Although the majority of the senior executives at 100 industrial freight carriers said they were aware of the technology or analyzing its use, none plan to buy liquefied natural gas-powered vehicles this year, according to a PLS Logistics Services report. The biggest barrier to adoption is a lack of refueling infrastructure, followed by the high cost of LNG vehicles, which run between $30,000 to $50,000 more than diesel-powered equipment. The limitation of LNG-powered equipment to pull as much cargo as diesel-powered engines was also a concern of executives.
Work is progressing to less all three barriers. Clean Energy has raised $450 million to build 150 LNG stations on major trucking corridors. Plus, there is legislation in Congress that would promote tax incentives for LNG equipmentpurchases. President Obama supports the respective Senate and House bill. Manufacturers are also steadily boosting the horsepower of LNG-powered engines.

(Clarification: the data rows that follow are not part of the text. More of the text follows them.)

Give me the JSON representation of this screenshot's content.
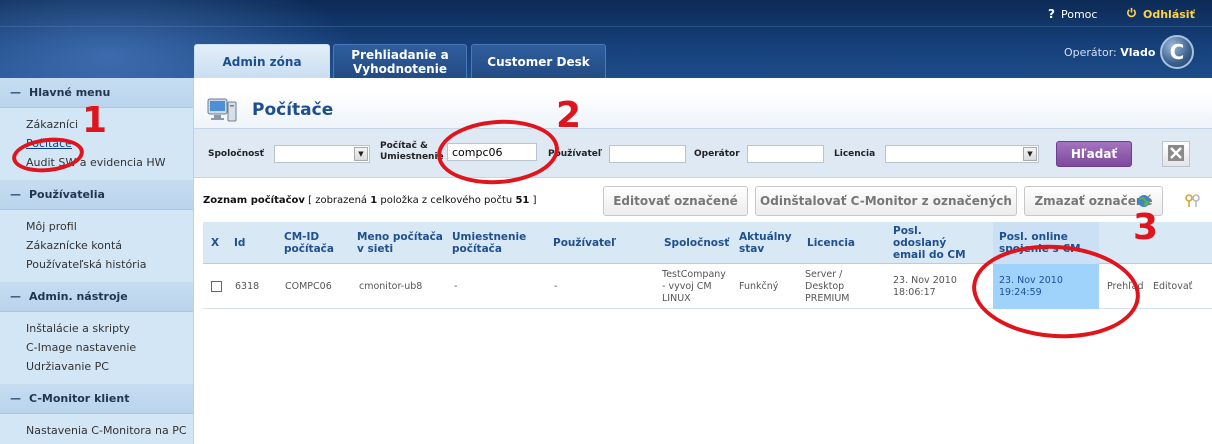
{
  "header": {
    "help_label": "Pomoc",
    "logout_label": "Odhlásiť",
    "operator_prefix": "Operátor:",
    "operator_name": "Vlado",
    "logo_letter": "C",
    "tabs": [
      {
        "label": "Admin zóna",
        "active": true
      },
      {
        "label": "Prehliadanie a Vyhodnotenie",
        "active": false
      },
      {
        "label": "Customer Desk",
        "active": false
      }
    ]
  },
  "sidebar": {
    "sections": [
      {
        "title": "Hlavné menu",
        "items": [
          "Zákazníci",
          "Počítače",
          "Audit SW a evidencia HW"
        ]
      },
      {
        "title": "Používatelia",
        "items": [
          "Môj profil",
          "Zákaznícke kontá",
          "Používateľská história"
        ]
      },
      {
        "title": "Admin. nástroje",
        "items": [
          "Inštalácie a skripty",
          "C-Image nastavenie",
          "Udržiavanie PC"
        ]
      },
      {
        "title": "C-Monitor klient",
        "items": [
          "Nastavenia C-Monitora na PC"
        ]
      }
    ],
    "current_item": "Počítače"
  },
  "page": {
    "title": "Počítače"
  },
  "filters": {
    "company_label": "Spoločnosť",
    "computer_label_line1": "Počítač &",
    "computer_label_line2": "Umiestnenie",
    "computer_value": "compc06",
    "user_label": "Používateľ",
    "operator_label": "Operátor",
    "license_label": "Licencia",
    "search_button": "Hľadať"
  },
  "list": {
    "caption_title": "Zoznam počítačov",
    "caption_prefix": "[ zobrazená",
    "shown_count": "1",
    "caption_middle": "položka z celkového počtu",
    "total_count": "51",
    "caption_suffix": "]",
    "edit_selected": "Editovať označené",
    "uninstall_selected": "Odinštalovať C-Monitor z označených",
    "delete_selected": "Zmazať označené"
  },
  "table": {
    "headers": [
      "X",
      "Id",
      "CM-ID počítača",
      "Meno počítača v sieti",
      "Umiestnenie počítača",
      "Používateľ",
      "Spoločnosť",
      "Aktuálny stav",
      "Licencia",
      "Posl. odoslaný email do CM",
      "Posl. online spojenie s CM"
    ],
    "row": {
      "id": "6318",
      "cm_id": "COMPC06",
      "name": "cmonitor-ub8",
      "location": "-",
      "user": "-",
      "company": "TestCompany - vyvoj CM LINUX",
      "status": "Funkčný",
      "license": "Server / Desktop PREMIUM",
      "last_email": "23. Nov 2010 18:06:17",
      "last_online": "23. Nov 2010 19:24:59",
      "view_link": "Prehľad",
      "edit_link": "Editovať"
    }
  },
  "annotations": [
    "1",
    "2",
    "3"
  ],
  "colors": {
    "accent_red": "#e0141c",
    "brand_blue": "#1d4f8f",
    "highlight_cell": "#9fd3fb",
    "search_button": "#8e5aac"
  }
}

The survey also found that carriers were under little pressure from shippers to adopt LNG equipment, with just 3 percent of customers pushing for a more diversified trucking fleet.
“This finding is important because it suggests that LNG adoption by motor carriers is not currently on the radar of industrial shippers,” according to the report. “Yet widespread adoption of LNG will reduce costs in the supply chain and generate sustained demand for natural gas drilling.”
A lack of clarity of the cost savings in using LNG instead of diesel fuel was the third largest barrier to adoption. LNG is roughly $1.50 less than diesel per gallon, but a true costcomparison that takes into account maintenance costs and other factors isn’t available. The report concludes that LNG-powered engines could have a majorimpact on the industry within the next several years if a refueling network is built, engine power grows and tax incentives for equipment purchases are made available.
“It is advisable for both carriers and shippers of heavy freight to monitor advances and capitalize on this ground-breaking technology as soon as possible,” the report stated.